»»

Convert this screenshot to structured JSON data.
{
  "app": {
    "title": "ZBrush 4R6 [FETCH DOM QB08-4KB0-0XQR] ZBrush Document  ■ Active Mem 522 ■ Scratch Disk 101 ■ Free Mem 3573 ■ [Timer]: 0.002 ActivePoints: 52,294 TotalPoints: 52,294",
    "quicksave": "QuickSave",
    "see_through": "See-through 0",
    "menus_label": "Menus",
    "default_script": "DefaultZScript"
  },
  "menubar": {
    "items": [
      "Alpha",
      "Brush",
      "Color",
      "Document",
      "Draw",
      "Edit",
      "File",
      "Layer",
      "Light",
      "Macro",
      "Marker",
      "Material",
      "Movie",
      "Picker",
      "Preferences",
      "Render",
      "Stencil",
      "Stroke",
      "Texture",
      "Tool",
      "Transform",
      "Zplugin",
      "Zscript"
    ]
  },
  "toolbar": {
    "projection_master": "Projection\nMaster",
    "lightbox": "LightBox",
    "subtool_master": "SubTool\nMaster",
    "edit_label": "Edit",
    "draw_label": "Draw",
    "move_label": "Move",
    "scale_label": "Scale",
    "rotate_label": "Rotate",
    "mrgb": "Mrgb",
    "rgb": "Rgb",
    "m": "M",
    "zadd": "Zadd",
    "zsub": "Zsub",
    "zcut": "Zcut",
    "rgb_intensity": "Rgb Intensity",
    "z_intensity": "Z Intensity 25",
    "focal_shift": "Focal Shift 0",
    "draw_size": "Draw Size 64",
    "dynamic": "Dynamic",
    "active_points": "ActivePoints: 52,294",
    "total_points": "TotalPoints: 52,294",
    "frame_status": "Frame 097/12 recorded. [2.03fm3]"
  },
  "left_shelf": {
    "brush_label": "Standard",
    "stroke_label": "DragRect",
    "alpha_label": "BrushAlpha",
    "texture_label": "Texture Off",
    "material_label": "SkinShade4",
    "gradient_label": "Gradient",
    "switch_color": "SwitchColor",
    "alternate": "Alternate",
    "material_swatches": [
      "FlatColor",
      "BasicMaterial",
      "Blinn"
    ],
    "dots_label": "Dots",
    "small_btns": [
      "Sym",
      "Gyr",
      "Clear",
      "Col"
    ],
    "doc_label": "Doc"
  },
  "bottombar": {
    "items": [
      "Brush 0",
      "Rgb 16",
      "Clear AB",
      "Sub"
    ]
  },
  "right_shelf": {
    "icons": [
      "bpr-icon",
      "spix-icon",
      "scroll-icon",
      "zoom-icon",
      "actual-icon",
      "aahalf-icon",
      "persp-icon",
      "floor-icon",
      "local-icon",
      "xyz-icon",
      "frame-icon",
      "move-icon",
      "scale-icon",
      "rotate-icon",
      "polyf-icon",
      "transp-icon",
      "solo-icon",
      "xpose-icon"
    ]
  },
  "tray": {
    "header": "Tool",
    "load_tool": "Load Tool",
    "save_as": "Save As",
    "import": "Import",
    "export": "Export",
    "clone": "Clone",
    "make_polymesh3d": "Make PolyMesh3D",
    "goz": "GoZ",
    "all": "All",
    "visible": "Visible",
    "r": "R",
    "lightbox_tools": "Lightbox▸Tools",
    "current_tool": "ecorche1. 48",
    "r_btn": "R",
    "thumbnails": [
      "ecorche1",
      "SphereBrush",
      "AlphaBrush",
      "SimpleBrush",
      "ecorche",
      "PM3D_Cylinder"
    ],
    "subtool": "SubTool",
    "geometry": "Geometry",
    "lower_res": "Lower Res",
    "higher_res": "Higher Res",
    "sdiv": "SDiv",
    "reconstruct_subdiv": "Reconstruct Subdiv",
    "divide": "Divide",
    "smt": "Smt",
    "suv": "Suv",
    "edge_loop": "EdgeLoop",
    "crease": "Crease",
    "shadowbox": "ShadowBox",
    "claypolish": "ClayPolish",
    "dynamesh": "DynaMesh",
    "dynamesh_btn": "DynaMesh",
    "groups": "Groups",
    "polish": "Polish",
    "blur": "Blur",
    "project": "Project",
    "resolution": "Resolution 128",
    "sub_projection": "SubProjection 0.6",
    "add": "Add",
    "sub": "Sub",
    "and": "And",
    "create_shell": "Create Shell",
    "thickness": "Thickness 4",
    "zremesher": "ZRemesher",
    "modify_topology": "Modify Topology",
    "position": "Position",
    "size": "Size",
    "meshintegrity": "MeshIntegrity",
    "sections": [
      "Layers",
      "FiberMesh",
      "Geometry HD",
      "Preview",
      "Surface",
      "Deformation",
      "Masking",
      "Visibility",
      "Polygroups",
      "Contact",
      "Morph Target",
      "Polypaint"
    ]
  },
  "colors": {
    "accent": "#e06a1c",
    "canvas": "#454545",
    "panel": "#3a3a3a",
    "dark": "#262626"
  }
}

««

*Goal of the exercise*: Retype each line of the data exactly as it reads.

*Answer*:
Convert this screenshot to structured JSON data.
{
  "app": {
    "title": "ZBrush 4R6 [FETCH DOM QB08-4KB0-0XQR] ZBrush Document  ■ Active Mem 522 ■ Scratch Disk 101 ■ Free Mem 3573 ■ [Timer]: 0.002 ActivePoints: 52,294 TotalPoints: 52,294",
    "quicksave": "QuickSave",
    "see_through": "See-through 0",
    "menus_label": "Menus",
    "default_script": "DefaultZScript"
  },
  "menubar": {
    "items": [
      "Alpha",
      "Brush",
      "Color",
      "Document",
      "Draw",
      "Edit",
      "File",
      "Layer",
      "Light",
      "Macro",
      "Marker",
      "Material",
      "Movie",
      "Picker",
      "Preferences",
      "Render",
      "Stencil",
      "Stroke",
      "Texture",
      "Tool",
      "Transform",
      "Zplugin",
      "Zscript"
    ]
  },
  "toolbar": {
    "projection_master": "Projection\nMaster",
    "lightbox": "LightBox",
    "subtool_master": "SubTool\nMaster",
    "edit_label": "Edit",
    "draw_label": "Draw",
    "move_label": "Move",
    "scale_label": "Scale",
    "rotate_label": "Rotate",
    "mrgb": "Mrgb",
    "rgb": "Rgb",
    "m": "M",
    "zadd": "Zadd",
    "zsub": "Zsub",
    "zcut": "Zcut",
    "rgb_intensity": "Rgb Intensity",
    "z_intensity": "Z Intensity 25",
    "focal_shift": "Focal Shift 0",
    "draw_size": "Draw Size 64",
    "dynamic": "Dynamic",
    "active_points": "ActivePoints: 52,294",
    "total_points": "TotalPoints: 52,294",
    "frame_status": "Frame 097/12 recorded. [2.03fm3]"
  },
  "left_shelf": {
    "brush_label": "Standard",
    "stroke_label": "DragRect",
    "alpha_label": "BrushAlpha",
    "texture_label": "Texture Off",
    "material_label": "SkinShade4",
    "gradient_label": "Gradient",
    "switch_color": "SwitchColor",
    "alternate": "Alternate",
    "material_swatches": [
      "FlatColor",
      "BasicMaterial",
      "Blinn"
    ],
    "dots_label": "Dots",
    "small_btns": [
      "Sym",
      "Gyr",
      "Clear",
      "Col"
    ],
    "doc_label": "Doc"
  },
  "bottombar": {
    "items": [
      "Brush 0",
      "Rgb 16",
      "Clear AB",
      "Sub"
    ]
  },
  "right_shelf": {
    "icons": [
      "bpr-icon",
      "spix-icon",
      "scroll-icon",
      "zoom-icon",
      "actual-icon",
      "aahalf-icon",
      "persp-icon",
      "floor-icon",
      "local-icon",
      "xyz-icon",
      "frame-icon",
      "move-icon",
      "scale-icon",
      "rotate-icon",
      "polyf-icon",
      "transp-icon",
      "solo-icon",
      "xpose-icon"
    ]
  },
  "tray": {
    "header": "Tool",
    "load_tool": "Load Tool",
    "save_as": "Save As",
    "import": "Import",
    "export": "Export",
    "clone": "Clone",
    "make_polymesh3d": "Make PolyMesh3D",
    "goz": "GoZ",
    "all": "All",
    "visible": "Visible",
    "r": "R",
    "lightbox_tools": "Lightbox▸Tools",
    "current_tool": "ecorche1. 48",
    "r_btn": "R",
    "thumbnails": [
      "ecorche1",
      "SphereBrush",
      "AlphaBrush",
      "SimpleBrush",
      "ecorche",
      "PM3D_Cylinder"
    ],
    "subtool": "SubTool",
    "geometry": "Geometry",
    "lower_res": "Lower Res",
    "higher_res": "Higher Res",
    "sdiv": "SDiv",
    "reconstruct_subdiv": "Reconstruct Subdiv",
    "divide": "Divide",
    "smt": "Smt",
    "suv": "Suv",
    "edge_loop": "EdgeLoop",
    "crease": "Crease",
    "shadowbox": "ShadowBox",
    "claypolish": "ClayPolish",
    "dynamesh": "DynaMesh",
    "dynamesh_btn": "DynaMesh",
    "groups": "Groups",
    "polish": "Polish",
    "blur": "Blur",
    "project": "Project",
    "resolution": "Resolution 128",
    "sub_projection": "SubProjection 0.6",
    "add": "Add",
    "sub": "Sub",
    "and": "And",
    "create_shell": "Create Shell",
    "thickness": "Thickness 4",
    "zremesher": "ZRemesher",
    "modify_topology": "Modify Topology",
    "position": "Position",
    "size": "Size",
    "meshintegrity": "MeshIntegrity",
    "sections": [
      "Layers",
      "FiberMesh",
      "Geometry HD",
      "Preview",
      "Surface",
      "Deformation",
      "Masking",
      "Visibility",
      "Polygroups",
      "Contact",
      "Morph Target",
      "Polypaint"
    ]
  },
  "colors": {
    "accent": "#e06a1c",
    "canvas": "#454545",
    "panel": "#3a3a3a",
    "dark": "#262626"
  }
}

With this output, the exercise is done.